*EXERCISE:* Scan the entries for the word "greeting". Every line that has it should be copied.

*DATA TO USE:*
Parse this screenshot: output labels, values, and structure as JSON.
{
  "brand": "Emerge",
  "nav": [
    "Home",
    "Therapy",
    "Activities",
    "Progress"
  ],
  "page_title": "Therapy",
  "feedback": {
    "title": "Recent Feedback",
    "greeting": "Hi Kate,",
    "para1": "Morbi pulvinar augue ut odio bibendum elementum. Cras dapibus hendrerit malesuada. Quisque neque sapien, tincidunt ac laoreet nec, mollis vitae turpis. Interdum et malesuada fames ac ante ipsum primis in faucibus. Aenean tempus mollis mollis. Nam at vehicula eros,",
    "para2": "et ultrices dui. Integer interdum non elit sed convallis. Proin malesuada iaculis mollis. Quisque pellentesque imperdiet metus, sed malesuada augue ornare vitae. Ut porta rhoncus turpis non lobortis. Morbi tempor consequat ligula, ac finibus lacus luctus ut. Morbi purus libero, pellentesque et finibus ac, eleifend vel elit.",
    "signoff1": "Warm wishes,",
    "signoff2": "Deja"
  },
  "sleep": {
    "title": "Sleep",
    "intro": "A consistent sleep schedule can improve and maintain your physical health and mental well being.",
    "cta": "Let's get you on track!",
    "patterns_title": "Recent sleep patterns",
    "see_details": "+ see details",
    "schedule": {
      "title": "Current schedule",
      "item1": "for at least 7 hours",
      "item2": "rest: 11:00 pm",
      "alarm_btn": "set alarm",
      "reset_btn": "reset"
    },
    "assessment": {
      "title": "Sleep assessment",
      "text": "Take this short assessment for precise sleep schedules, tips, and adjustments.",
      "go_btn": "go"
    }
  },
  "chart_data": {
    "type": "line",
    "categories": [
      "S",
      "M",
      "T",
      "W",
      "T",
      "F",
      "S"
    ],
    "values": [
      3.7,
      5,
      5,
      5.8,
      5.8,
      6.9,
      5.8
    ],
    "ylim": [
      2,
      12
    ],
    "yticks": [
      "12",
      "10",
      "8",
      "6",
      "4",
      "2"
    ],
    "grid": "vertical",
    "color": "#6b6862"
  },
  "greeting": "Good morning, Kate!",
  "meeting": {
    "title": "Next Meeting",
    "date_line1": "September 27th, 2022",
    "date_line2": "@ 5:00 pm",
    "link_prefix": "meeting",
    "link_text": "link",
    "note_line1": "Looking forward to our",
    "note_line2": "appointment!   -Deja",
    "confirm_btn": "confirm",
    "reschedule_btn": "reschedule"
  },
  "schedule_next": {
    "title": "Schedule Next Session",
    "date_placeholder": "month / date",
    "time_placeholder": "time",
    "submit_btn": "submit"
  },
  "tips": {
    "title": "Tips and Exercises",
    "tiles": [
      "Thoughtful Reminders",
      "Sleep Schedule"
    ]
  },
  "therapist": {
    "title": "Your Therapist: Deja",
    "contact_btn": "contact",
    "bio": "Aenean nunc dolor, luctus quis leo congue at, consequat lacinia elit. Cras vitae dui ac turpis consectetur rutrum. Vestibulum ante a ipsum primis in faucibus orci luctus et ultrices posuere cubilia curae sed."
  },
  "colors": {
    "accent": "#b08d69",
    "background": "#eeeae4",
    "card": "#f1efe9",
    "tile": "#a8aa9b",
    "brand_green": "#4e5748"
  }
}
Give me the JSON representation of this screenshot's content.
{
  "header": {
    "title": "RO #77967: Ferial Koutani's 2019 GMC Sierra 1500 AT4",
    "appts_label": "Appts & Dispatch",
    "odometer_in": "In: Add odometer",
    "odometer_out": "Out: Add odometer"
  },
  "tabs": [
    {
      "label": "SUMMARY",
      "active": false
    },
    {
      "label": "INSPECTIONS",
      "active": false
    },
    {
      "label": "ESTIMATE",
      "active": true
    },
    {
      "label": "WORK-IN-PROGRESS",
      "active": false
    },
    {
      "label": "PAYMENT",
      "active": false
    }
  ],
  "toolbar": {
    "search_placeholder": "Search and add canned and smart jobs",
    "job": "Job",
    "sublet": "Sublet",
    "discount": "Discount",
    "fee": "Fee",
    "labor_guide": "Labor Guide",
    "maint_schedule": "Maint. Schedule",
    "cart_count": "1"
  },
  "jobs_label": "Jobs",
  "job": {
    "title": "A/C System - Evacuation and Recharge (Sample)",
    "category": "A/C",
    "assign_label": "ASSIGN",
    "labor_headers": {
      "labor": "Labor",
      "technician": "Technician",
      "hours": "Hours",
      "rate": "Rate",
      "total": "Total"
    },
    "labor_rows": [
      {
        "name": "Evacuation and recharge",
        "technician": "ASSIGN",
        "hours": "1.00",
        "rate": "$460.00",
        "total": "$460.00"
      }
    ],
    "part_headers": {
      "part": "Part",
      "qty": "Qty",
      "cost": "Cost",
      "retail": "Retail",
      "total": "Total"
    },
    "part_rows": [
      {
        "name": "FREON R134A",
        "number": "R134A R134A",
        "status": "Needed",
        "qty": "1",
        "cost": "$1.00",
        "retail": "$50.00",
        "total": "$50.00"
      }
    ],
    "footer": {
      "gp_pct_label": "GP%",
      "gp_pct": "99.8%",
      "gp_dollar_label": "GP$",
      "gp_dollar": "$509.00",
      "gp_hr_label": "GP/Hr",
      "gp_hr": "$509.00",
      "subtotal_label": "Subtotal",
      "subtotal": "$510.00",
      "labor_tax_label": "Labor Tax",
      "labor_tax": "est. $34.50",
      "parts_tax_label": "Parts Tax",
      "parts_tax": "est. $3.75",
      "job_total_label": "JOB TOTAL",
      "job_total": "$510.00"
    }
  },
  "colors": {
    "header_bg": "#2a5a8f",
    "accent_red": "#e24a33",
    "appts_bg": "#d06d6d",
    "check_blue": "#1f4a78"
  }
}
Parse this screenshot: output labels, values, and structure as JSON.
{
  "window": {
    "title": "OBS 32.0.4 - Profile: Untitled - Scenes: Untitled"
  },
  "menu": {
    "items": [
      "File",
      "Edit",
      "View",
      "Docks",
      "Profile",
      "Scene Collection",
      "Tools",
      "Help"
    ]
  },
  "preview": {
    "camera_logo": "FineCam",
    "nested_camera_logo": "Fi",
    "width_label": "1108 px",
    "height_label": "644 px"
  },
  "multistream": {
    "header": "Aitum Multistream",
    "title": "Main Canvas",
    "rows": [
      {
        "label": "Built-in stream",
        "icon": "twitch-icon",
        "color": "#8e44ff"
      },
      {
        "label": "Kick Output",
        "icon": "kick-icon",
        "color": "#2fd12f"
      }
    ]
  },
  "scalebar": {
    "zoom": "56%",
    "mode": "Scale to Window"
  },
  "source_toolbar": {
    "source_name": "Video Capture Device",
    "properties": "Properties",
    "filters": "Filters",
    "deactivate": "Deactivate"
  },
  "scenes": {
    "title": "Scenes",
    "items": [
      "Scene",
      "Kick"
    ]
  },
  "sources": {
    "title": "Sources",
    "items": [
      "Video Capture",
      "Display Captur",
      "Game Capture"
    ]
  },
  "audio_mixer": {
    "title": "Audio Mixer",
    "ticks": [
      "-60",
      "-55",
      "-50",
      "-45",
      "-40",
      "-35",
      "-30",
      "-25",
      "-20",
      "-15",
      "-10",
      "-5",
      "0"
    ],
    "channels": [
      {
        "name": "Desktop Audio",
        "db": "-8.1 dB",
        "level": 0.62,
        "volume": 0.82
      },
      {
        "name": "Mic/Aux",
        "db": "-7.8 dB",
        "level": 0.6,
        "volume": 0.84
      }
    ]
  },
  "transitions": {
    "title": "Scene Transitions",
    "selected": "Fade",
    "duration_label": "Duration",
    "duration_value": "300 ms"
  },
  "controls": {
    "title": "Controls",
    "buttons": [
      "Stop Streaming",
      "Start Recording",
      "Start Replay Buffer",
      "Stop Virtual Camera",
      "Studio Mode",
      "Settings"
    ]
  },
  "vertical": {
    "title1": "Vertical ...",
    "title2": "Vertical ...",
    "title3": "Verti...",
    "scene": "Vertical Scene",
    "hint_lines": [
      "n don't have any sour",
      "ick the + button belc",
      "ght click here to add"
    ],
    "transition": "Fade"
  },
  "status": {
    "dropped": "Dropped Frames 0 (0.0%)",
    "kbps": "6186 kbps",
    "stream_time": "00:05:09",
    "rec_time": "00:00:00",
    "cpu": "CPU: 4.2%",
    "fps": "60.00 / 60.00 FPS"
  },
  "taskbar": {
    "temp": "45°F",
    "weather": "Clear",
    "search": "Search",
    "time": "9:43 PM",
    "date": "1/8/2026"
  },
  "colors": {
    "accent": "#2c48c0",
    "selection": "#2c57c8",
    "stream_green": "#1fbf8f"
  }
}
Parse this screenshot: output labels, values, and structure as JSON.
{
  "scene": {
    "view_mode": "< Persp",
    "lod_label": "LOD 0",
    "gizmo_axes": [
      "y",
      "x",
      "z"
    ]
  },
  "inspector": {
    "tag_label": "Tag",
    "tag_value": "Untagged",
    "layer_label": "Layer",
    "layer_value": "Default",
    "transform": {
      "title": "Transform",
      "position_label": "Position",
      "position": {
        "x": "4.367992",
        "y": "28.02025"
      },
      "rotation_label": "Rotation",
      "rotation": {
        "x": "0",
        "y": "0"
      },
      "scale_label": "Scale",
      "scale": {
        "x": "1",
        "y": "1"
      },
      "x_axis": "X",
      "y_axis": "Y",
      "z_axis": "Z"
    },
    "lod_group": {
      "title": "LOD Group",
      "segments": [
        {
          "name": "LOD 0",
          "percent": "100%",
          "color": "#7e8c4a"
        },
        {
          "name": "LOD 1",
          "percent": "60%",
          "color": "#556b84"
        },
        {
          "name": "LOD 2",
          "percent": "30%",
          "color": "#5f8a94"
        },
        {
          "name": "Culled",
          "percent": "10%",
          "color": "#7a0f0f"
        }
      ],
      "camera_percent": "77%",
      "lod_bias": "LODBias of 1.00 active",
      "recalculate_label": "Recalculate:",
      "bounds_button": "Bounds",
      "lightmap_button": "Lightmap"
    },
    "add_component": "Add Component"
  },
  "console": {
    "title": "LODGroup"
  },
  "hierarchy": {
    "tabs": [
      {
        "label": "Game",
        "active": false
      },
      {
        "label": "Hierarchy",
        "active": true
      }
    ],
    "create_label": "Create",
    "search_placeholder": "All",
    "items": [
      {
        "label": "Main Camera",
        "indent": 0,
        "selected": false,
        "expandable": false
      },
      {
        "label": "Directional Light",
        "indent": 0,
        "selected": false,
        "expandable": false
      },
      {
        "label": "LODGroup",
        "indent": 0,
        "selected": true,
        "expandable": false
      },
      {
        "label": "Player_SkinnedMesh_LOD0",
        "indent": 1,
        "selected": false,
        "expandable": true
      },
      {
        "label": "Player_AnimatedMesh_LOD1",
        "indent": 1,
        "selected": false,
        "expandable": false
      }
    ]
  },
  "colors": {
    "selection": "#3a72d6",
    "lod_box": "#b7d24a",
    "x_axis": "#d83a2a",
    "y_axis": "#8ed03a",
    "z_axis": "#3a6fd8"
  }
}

*RESULT FOR THIS EXERCISE:*
    "greeting": "Hi Kate,",
  "greeting": "Good morning, Kate!",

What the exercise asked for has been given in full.